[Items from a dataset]

[Start of section]

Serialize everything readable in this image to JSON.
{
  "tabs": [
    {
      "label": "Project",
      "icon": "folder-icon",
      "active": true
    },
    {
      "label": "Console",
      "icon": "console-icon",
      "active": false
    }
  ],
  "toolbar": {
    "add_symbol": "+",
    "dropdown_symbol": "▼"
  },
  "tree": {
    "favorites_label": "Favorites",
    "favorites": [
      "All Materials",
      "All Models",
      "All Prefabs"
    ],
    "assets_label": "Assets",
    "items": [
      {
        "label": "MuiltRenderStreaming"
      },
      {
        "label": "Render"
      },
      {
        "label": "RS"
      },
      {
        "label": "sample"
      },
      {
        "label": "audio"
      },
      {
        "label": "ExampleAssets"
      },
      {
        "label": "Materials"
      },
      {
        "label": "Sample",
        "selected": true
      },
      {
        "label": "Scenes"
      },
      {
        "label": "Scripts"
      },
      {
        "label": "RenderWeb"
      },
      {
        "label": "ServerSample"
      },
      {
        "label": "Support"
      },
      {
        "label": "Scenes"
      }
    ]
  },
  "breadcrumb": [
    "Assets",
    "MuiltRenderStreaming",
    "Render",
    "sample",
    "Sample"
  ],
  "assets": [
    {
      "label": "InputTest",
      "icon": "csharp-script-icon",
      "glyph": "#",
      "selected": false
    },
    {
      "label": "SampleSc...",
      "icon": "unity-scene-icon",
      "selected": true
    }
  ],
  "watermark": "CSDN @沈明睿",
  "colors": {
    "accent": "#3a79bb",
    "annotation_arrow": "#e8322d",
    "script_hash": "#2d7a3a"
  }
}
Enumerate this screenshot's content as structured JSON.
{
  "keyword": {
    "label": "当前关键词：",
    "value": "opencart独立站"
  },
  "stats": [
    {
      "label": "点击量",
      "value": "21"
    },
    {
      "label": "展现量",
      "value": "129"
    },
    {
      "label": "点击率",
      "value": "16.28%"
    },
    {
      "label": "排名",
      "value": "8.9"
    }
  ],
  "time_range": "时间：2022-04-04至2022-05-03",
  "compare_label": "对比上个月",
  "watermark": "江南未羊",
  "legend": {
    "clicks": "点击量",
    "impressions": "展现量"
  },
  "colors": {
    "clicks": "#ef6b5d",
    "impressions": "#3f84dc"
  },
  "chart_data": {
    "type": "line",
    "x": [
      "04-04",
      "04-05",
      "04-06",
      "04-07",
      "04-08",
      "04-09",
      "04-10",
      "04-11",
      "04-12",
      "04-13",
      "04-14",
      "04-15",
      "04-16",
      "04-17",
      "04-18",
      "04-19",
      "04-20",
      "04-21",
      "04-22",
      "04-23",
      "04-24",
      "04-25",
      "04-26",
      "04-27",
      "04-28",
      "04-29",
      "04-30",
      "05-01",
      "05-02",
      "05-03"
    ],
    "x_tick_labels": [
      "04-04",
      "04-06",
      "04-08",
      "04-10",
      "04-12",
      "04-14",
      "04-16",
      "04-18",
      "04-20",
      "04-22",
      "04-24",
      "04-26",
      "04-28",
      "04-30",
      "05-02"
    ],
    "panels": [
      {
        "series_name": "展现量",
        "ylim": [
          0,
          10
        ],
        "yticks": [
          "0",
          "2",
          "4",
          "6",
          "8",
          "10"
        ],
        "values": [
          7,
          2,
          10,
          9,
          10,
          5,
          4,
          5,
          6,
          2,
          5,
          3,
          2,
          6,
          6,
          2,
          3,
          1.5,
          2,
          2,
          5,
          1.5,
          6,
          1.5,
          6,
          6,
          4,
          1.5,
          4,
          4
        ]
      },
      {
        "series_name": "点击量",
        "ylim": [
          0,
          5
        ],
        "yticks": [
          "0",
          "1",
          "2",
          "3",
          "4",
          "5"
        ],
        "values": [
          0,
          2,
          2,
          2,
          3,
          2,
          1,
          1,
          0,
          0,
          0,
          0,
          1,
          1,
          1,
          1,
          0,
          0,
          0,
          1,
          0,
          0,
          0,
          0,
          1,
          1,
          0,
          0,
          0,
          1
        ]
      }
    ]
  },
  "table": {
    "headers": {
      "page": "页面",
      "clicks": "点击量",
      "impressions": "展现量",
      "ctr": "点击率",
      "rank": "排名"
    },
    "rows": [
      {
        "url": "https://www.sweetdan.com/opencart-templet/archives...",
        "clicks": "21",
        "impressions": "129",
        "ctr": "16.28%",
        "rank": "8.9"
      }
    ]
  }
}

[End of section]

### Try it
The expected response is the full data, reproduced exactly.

### Output for this exercise
Serialize everything readable in this image to JSON.
{
  "tabs": [
    {
      "label": "Project",
      "icon": "folder-icon",
      "active": true
    },
    {
      "label": "Console",
      "icon": "console-icon",
      "active": false
    }
  ],
  "toolbar": {
    "add_symbol": "+",
    "dropdown_symbol": "▼"
  },
  "tree": {
    "favorites_label": "Favorites",
    "favorites": [
      "All Materials",
      "All Models",
      "All Prefabs"
    ],
    "assets_label": "Assets",
    "items": [
      {
        "label": "MuiltRenderStreaming"
      },
      {
        "label": "Render"
      },
      {
        "label": "RS"
      },
      {
        "label": "sample"
      },
      {
        "label": "audio"
      },
      {
        "label": "ExampleAssets"
      },
      {
        "label": "Materials"
      },
      {
        "label": "Sample",
        "selected": true
      },
      {
        "label": "Scenes"
      },
      {
        "label": "Scripts"
      },
      {
        "label": "RenderWeb"
      },
      {
        "label": "ServerSample"
      },
      {
        "label": "Support"
      },
      {
        "label": "Scenes"
      }
    ]
  },
  "breadcrumb": [
    "Assets",
    "MuiltRenderStreaming",
    "Render",
    "sample",
    "Sample"
  ],
  "assets": [
    {
      "label": "InputTest",
      "icon": "csharp-script-icon",
      "glyph": "#",
      "selected": false
    },
    {
      "label": "SampleSc...",
      "icon": "unity-scene-icon",
      "selected": true
    }
  ],
  "watermark": "CSDN @沈明睿",
  "colors": {
    "accent": "#3a79bb",
    "annotation_arrow": "#e8322d",
    "script_hash": "#2d7a3a"
  }
}
Enumerate this screenshot's content as structured JSON.
{
  "keyword": {
    "label": "当前关键词：",
    "value": "opencart独立站"
  },
  "stats": [
    {
      "label": "点击量",
      "value": "21"
    },
    {
      "label": "展现量",
      "value": "129"
    },
    {
      "label": "点击率",
      "value": "16.28%"
    },
    {
      "label": "排名",
      "value": "8.9"
    }
  ],
  "time_range": "时间：2022-04-04至2022-05-03",
  "compare_label": "对比上个月",
  "watermark": "江南未羊",
  "legend": {
    "clicks": "点击量",
    "impressions": "展现量"
  },
  "colors": {
    "clicks": "#ef6b5d",
    "impressions": "#3f84dc"
  },
  "chart_data": {
    "type": "line",
    "x": [
      "04-04",
      "04-05",
      "04-06",
      "04-07",
      "04-08",
      "04-09",
      "04-10",
      "04-11",
      "04-12",
      "04-13",
      "04-14",
      "04-15",
      "04-16",
      "04-17",
      "04-18",
      "04-19",
      "04-20",
      "04-21",
      "04-22",
      "04-23",
      "04-24",
      "04-25",
      "04-26",
      "04-27",
      "04-28",
      "04-29",
      "04-30",
      "05-01",
      "05-02",
      "05-03"
    ],
    "x_tick_labels": [
      "04-04",
      "04-06",
      "04-08",
      "04-10",
      "04-12",
      "04-14",
      "04-16",
      "04-18",
      "04-20",
      "04-22",
      "04-24",
      "04-26",
      "04-28",
      "04-30",
      "05-02"
    ],
    "panels": [
      {
        "series_name": "展现量",
        "ylim": [
          0,
          10
        ],
        "yticks": [
          "0",
          "2",
          "4",
          "6",
          "8",
          "10"
        ],
        "values": [
          7,
          2,
          10,
          9,
          10,
          5,
          4,
          5,
          6,
          2,
          5,
          3,
          2,
          6,
          6,
          2,
          3,
          1.5,
          2,
          2,
          5,
          1.5,
          6,
          1.5,
          6,
          6,
          4,
          1.5,
          4,
          4
        ]
      },
      {
        "series_name": "点击量",
        "ylim": [
          0,
          5
        ],
        "yticks": [
          "0",
          "1",
          "2",
          "3",
          "4",
          "5"
        ],
        "values": [
          0,
          2,
          2,
          2,
          3,
          2,
          1,
          1,
          0,
          0,
          0,
          0,
          1,
          1,
          1,
          1,
          0,
          0,
          0,
          1,
          0,
          0,
          0,
          0,
          1,
          1,
          0,
          0,
          0,
          1
        ]
      }
    ]
  },
  "table": {
    "headers": {
      "page": "页面",
      "clicks": "点击量",
      "impressions": "展现量",
      "ctr": "点击率",
      "rank": "排名"
    },
    "rows": [
      {
        "url": "https://www.sweetdan.com/opencart-templet/archives...",
        "clicks": "21",
        "impressions": "129",
        "ctr": "16.28%",
        "rank": "8.9"
      }
    ]
  }
}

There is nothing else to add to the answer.